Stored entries

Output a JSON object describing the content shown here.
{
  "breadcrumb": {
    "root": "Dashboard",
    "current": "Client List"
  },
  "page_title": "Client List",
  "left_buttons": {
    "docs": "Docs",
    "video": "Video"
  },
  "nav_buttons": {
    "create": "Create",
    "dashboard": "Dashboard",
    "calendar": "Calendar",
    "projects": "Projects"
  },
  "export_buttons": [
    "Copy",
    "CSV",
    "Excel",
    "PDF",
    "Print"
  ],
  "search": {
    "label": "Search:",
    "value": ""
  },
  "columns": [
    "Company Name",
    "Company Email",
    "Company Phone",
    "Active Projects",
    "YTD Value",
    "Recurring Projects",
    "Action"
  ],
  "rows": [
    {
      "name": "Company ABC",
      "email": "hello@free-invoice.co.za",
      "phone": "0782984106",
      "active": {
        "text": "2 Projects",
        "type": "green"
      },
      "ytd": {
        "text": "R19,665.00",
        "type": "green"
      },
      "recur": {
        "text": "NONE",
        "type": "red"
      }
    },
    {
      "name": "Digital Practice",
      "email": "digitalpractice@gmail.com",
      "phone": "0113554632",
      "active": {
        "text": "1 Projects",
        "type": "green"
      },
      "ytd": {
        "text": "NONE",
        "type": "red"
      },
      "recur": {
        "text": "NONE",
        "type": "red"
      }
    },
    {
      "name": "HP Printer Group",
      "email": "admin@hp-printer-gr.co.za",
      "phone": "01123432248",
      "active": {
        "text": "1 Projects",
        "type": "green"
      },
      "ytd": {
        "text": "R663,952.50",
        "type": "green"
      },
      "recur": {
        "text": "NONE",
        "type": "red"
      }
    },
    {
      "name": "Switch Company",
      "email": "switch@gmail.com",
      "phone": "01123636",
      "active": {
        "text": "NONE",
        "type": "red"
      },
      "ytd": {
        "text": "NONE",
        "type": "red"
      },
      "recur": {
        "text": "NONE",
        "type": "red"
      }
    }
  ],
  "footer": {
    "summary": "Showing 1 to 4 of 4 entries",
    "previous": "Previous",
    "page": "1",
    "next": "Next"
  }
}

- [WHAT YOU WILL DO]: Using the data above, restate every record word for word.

- [RESULT OF THE EXERCISE]:
Output a JSON object describing the content shown here.
{
  "breadcrumb": {
    "root": "Dashboard",
    "current": "Client List"
  },
  "page_title": "Client List",
  "left_buttons": {
    "docs": "Docs",
    "video": "Video"
  },
  "nav_buttons": {
    "create": "Create",
    "dashboard": "Dashboard",
    "calendar": "Calendar",
    "projects": "Projects"
  },
  "export_buttons": [
    "Copy",
    "CSV",
    "Excel",
    "PDF",
    "Print"
  ],
  "search": {
    "label": "Search:",
    "value": ""
  },
  "columns": [
    "Company Name",
    "Company Email",
    "Company Phone",
    "Active Projects",
    "YTD Value",
    "Recurring Projects",
    "Action"
  ],
  "rows": [
    {
      "name": "Company ABC",
      "email": "hello@free-invoice.co.za",
      "phone": "0782984106",
      "active": {
        "text": "2 Projects",
        "type": "green"
      },
      "ytd": {
        "text": "R19,665.00",
        "type": "green"
      },
      "recur": {
        "text": "NONE",
        "type": "red"
      }
    },
    {
      "name": "Digital Practice",
      "email": "digitalpractice@gmail.com",
      "phone": "0113554632",
      "active": {
        "text": "1 Projects",
        "type": "green"
      },
      "ytd": {
        "text": "NONE",
        "type": "red"
      },
      "recur": {
        "text": "NONE",
        "type": "red"
      }
    },
    {
      "name": "HP Printer Group",
      "email": "admin@hp-printer-gr.co.za",
      "phone": "01123432248",
      "active": {
        "text": "1 Projects",
        "type": "green"
      },
      "ytd": {
        "text": "R663,952.50",
        "type": "green"
      },
      "recur": {
        "text": "NONE",
        "type": "red"
      }
    },
    {
      "name": "Switch Company",
      "email": "switch@gmail.com",
      "phone": "01123636",
      "active": {
        "text": "NONE",
        "type": "red"
      },
      "ytd": {
        "text": "NONE",
        "type": "red"
      },
      "recur": {
        "text": "NONE",
        "type": "red"
      }
    }
  ],
  "footer": {
    "summary": "Showing 1 to 4 of 4 entries",
    "previous": "Previous",
    "page": "1",
    "next": "Next"
  }
}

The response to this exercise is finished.